Minneapolis-based PHO is comprised of Arthur “LA” Buckner (drummer), Spencer Christensen (guitarist), Joe Paris (guitar), Luke Ibach (bass), Aaron Levin (tenor sax/flute), Lukas Skrove (trumpet/flugel horn) and Patrick Horigan (keyboardist). Don’t let the fact that these cats look young-enough-to-get-carded fool you; they are a bonafide funk machine plus.
Perhaps in theory, the formula sounds simple: draw influence from the likes of Herbie Hancock, James Brown, Jimi Hendrix and thread it up with contemporary Soulive accents, blips and bleeps, but now YOU TRY IT.
Their 2015 release ‘CASH IT’ triggered a barrage of critical acclaim. Since then they have shared the stage with Larry Graham and Jonathan Richman. The following year they received the surprise of a lifetime when Prince discovered their YouTube channel and invited them to his Paisley Park Studio for Larry Graham’s opening.
After the Prince-blessed band began the bewitching hour set with the pedestrian greeting: “What up?”, they encouraged immediate audience participation and got it in large doses. Fans began dancing in twos and threes in every cul-de-sac of the already crowded Tonic Room. With a long, low-to-the ground stage, fans were able to get super close to the musicians. Part of the fun was how the band and their followers fed off of each other’s energy.
The non-dancers still had plenty to occupy their minds. Ibach’s bass lines invariably led to Levin and Skrove’s sultry build of horns. The blood-thirsty roar of the latter’s excellent trumpet provided another welcoming texture. Pho’s signature twin-guitar battles left many breathless. Buckner is one of this era’s most ferocious percussionists. His sense of timing is superb and his monster fills; sublime. Adding the excitement welcomed guest musicians on stage throughout the set including Alex Wasily on Trombone, Parris Fleming, Trumpet and vocalist Catherine Poulos.
Paris exhibited impeccable tone. When engaging in sonic battle, he and Christensen looked like they were having the time of their life. And this is a band that doesn’t stand on ceremony when offering praise to the legends. They dedicated ‘Rich and Sexy’ to James Brown player Clyde Stubblefield. The chopped-up riffs and edgy keyboard runs would have made both men beam.

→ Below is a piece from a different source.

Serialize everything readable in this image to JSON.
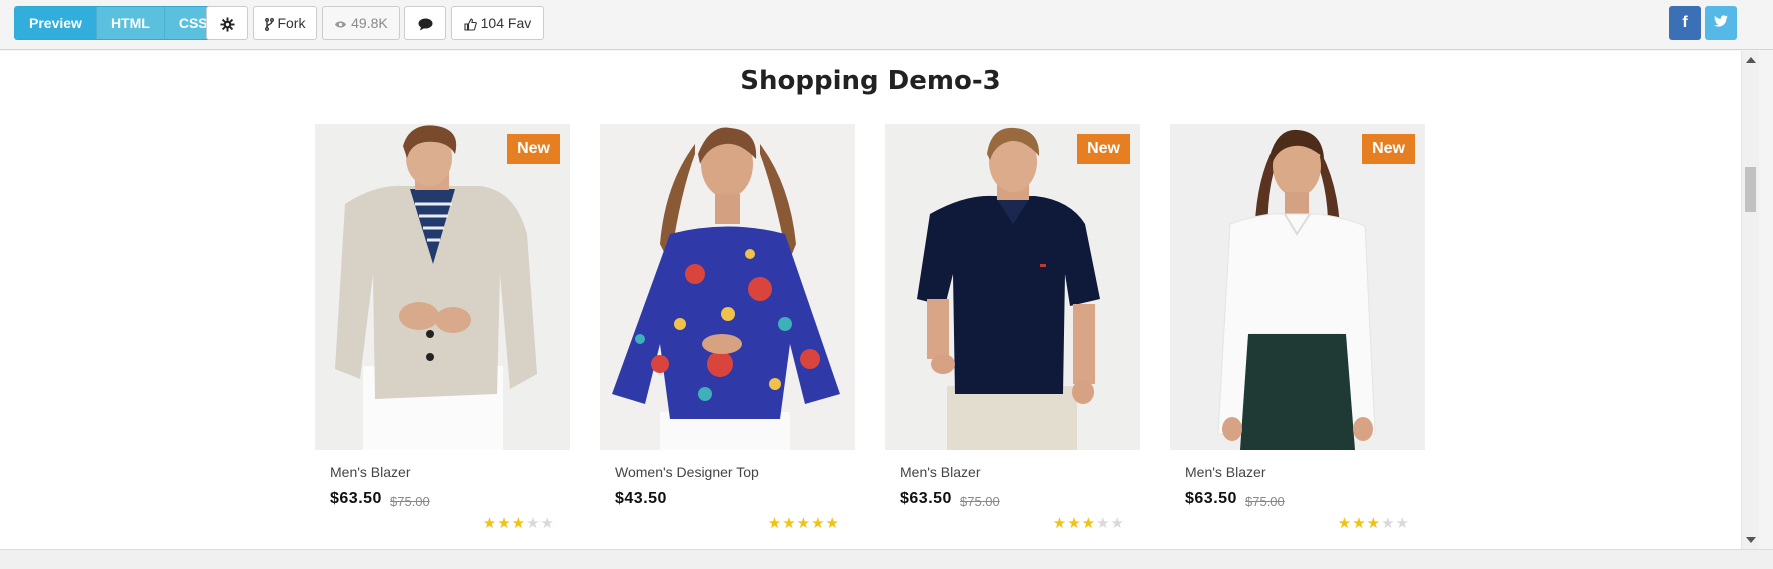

Also incredible was the way this slick ensemble slyly switched up tempo and dynamics and coolly modulated throughout the night. The unanticipated changes kept warm bodies happily dancing. Most notable was their performance of ‘Pop Top’—the deep grooves and sci-fi trimmings made it a standout, and the rendering of their scatological 2014 tune, ‘Butter Ona’ Biscuit’. Catch this highly original band while you can still afford the cover.
Rich & $exy
Con Funk Shun
Tomorrow in Texas
Butter Ona' Biscuit